Republican presidential hopefuls Mitt Romney and Herman Cain have announced that they won't sign the Susan B. Anthony's List Pro-Life Presidential Pledge, which five other Republican contenders --Michele Bachmann, Newt Gingrich, Ron Paul, Tim Pawlenty and Rick Santorum -- agreed to sign.
Romney announced his decision in an oped today on the National Review's website. He called the pledge "overly broad" and said signing it could have "unintended consequences."
"It is one thing to end federal funding for an organization like Planned Parenthood; it is entirely another to end all federal funding for thousands of hospitals across America," Romney wrote. "That is precisely what the pledge would demand and require of a president who signed it."
Cain issued a statement today on why he choose not sign the pledge. While he said he "adamantly" supports the first three parts of the pledge -- appointing pro-life judges and selecting pro-life appointees to his cabinet and the executive branch as well ending taxpayer funding for abortions -- he has a problem with the last part of the pledge, which demands the signee "[advances]" the Pain-Capable Unborn Child Protection Act.
"As president, I would sign it, but Congress must advance the legislation," Cain wrote. "I have been a consistent and unwavering champion of pro-life issues. In no way does this singular instance of clarification denote an abandonment of the pro-life movement, but instead, is a testament to my respect for the balance of power and the role of the presidency."
Romney also said he is pro-life, but he didn't always feel that way, a fact Rick Santorum has pointed out on several occasions. In 1994, when running for the Senate against Ted Kennedy, he said, "I believe abortion should be safe and legal in this country." In 2002, during his bid for the Massachusetts governorship, Romney vowed to "preserve and protect a woman's right to choose."
"[Romney] obviously still has to be concerned with presenting himself as a conservative," ABC News political director Amy Walter said. "He has had a track record on abortion that does upset some voters. Some conservatives were not convinced of his conservativism on the issue, but it would do him little good for him to look dogmatic on an issue that he has already had a change of heart on."
How much will this decision affect Romney and Cain's presidential campaigns?
"The broader question is, what role will social issues play this year when the economy is front and center?" Walter said. "This might have been a bigger problem for some of these candidates in a different year, but I don't know that it will have the same impact this year.

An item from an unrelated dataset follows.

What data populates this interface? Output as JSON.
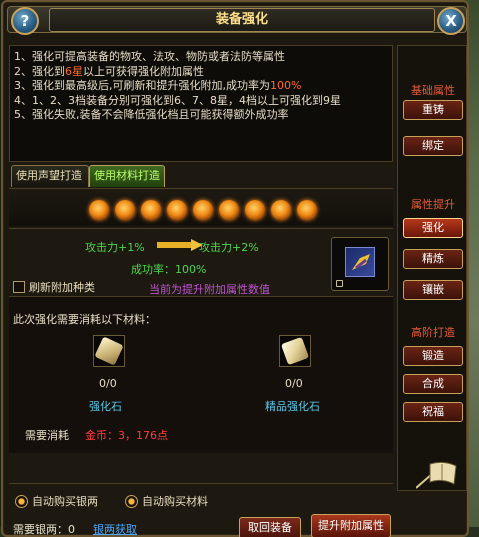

"This is hypothetical right now, not reality," Walter added. "We know the reality of how the system works -- you can pledge to do a lot of things as president."
Susan B. Anthony List's Presidential Pledge:
One, only nominate to the U.S. Supreme Court and federal bench judges who are committed to restraint and applying the original meaning of the Constitution, not legislating from the bench;
Two, select pro-life appointees for relevant Cabinet and Executive Branch positions, in particular the head of National Institutes of Health, the Department of Health & Human Services, and the Department of Justice;
Three, advance pro-life legislation to permanently end all taxpayer funding of abortion in all domestic and international spending programs, and defund Planned Parenthood and all other contractors and recipients of federal funds with affiliates that perform or fund abortions; and
Four, advance and sign into law a Pain-Capable Unborn Child Protection Act to protect unborn children who are capable of feeling pain from abortion.
ABC News' Emily Friedman and Katie Slaman contributed to this report.